[WORK TO COMPLETE] In the entries below, count every line containing "dolor". Return the number and nothing else.

[EXTRACTED RECORDS]

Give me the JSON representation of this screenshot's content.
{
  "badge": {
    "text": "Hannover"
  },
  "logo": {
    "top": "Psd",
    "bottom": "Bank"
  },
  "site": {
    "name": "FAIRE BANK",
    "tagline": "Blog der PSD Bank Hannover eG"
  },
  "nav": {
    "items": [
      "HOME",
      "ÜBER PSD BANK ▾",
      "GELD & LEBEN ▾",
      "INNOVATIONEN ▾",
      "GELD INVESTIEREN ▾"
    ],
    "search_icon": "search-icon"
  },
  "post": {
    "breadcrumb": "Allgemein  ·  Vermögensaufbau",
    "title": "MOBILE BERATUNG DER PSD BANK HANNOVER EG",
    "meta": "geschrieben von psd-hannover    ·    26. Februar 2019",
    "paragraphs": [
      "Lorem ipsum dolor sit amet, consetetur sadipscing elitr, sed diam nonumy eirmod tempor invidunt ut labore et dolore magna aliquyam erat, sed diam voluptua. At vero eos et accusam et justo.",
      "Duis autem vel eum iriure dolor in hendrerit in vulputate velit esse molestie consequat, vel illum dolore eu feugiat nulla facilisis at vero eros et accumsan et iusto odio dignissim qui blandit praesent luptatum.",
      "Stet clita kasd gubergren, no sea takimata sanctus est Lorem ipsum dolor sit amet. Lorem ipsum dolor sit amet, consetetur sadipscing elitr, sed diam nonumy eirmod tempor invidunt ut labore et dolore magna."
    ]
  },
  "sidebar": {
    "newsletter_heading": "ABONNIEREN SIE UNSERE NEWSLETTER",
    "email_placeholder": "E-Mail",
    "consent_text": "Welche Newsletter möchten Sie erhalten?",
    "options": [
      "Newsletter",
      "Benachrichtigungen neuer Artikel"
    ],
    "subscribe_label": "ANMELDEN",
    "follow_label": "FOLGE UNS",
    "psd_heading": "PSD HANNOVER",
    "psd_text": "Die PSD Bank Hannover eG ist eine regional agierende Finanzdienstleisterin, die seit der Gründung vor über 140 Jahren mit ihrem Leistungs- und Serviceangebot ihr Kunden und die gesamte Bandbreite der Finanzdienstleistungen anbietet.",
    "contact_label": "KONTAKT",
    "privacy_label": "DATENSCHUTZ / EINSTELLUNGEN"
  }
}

[COMPLETED EXERCISE] 3